Staring out the bedroom window, Ronnie wondered whether Pastor Harris was already at the church. She assumed that he was, and as she watched the waves breaking over the beach, she questioned whether he was still able to notice the play of light as it streamed through the stained-glass window above him. Perhaps not—the window had been installed more than a month ago, after all, and he was probably too preoccupied to notice anymore. Still, she hoped that someone new in town had stumbled into the church this morning and experienced the same sense of wonder she’d had when she’d first seen the light flood the church on that cold day in November. And she hoped the visitor had taken some time to consider where the window had come from and to admire its beauty.
She’d been awake for an hour, but she wasn’t ready to face the day. The holidays felt different this year. Yesterday, she’d taken her younger brother, Jonah, for a walk down the beach. Here and there were Christmas trees on the decks of the houses they passed. At this time of year, they had the beach pretty much to themselves, but Jonah showed no interest in either the waves or the seagulls that had fascinated him only a few months earlier. Instead, he’d wanted to go to the workshop, and she’d taken him there, although he’d stayed only a few minutes before leaving without saying a single word.
On the bedstand beside her lay a stack of framed photographs from the alcove of the small beach house, along with other items she’d collected that morning. In the silence, she studied them until she was interrupted by a knock on the door. Her mom poked her head in.
“Do you want breakfast? I found some cereal in the cupboard.”
“I’m not hungry, Mom.”
“You need to eat, sweetie.”
Ronnie continued to stare at the pile of photos, seeing nothing at all. “I was wrong, Mom. And I don’t know what to do now.”
“You mean about your dad?”
“Do you want to talk about it?”
When Ronnie didn’t answer, her mom crossed the room and sat beside her.
“Sometimes it helps if you talk. You’ve been so quiet these last couple of days.”
For an instant, Ronnie felt a crush of memories overwhelm her: the fire and subsequent rebuilding of the church, the stained-glass window, the song she’d finally finished. She thought about Blaze and Scott and Marcus. She thought about Will. She was eighteen years old and remembering the summer she’d been betrayed, the summer she’d been arrested, the summer she’d fallen in love. It hadn’t been so long ago, yet sometimes she felt that she’d been an altogether different person back then.

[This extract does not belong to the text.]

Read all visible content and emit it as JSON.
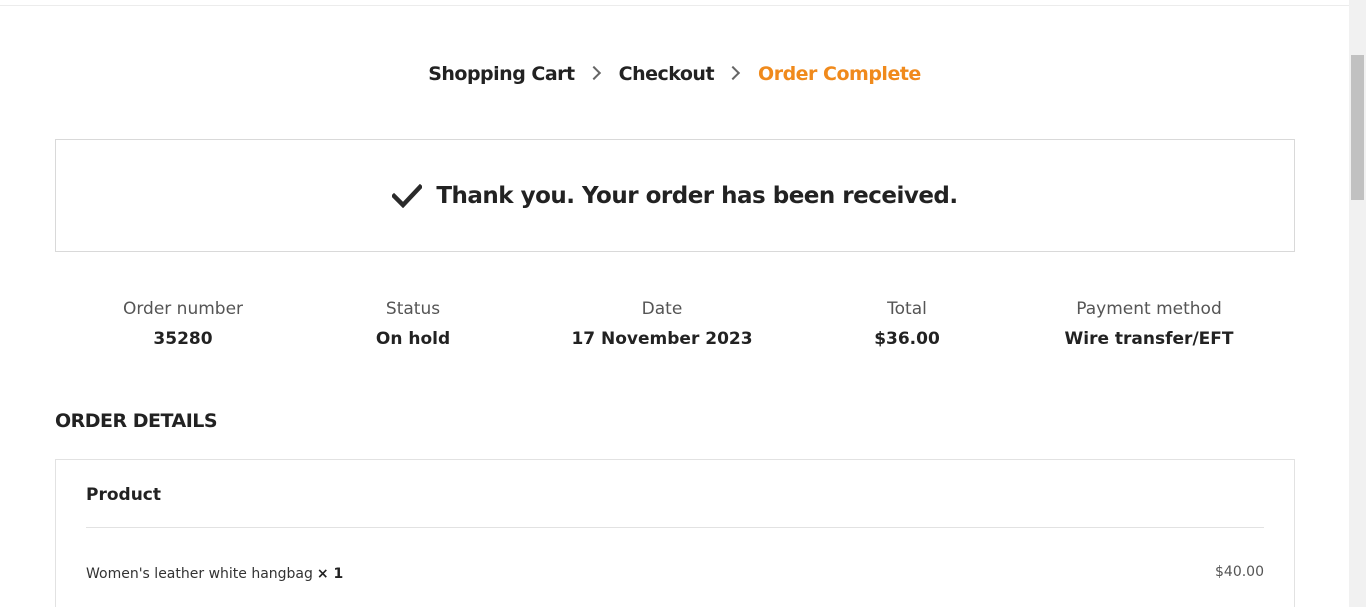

Ronnie sighed. “What about Jonah?”
“He’s not here. Brian took him to the shoe store. He’s like a puppy. His feet are growing faster than the rest of him.”
Ronnie smiled, but her smile faded as quickly as it had come. In the silence that followed, she felt her mom gather her long hair and twist it into a loose ponytail on her back. Her mom had been doing that ever since Ronnie was a little girl. Strangely, she still found it comforting. Not that she’d ever admit it, of course.
“I’ll tell you what,” her mom went on. She went to the closet and put the suitcase on the bed. “Why don’t you talk while you pack?”
“I wouldn’t even know where to start.”
“How about at the beginning? Jonah mentioned something about turtles?”
Ronnie crossed her arms, knowing the story hadn’t started there. “Not really,” she said. “Even though I wasn’t there when it happened, I think the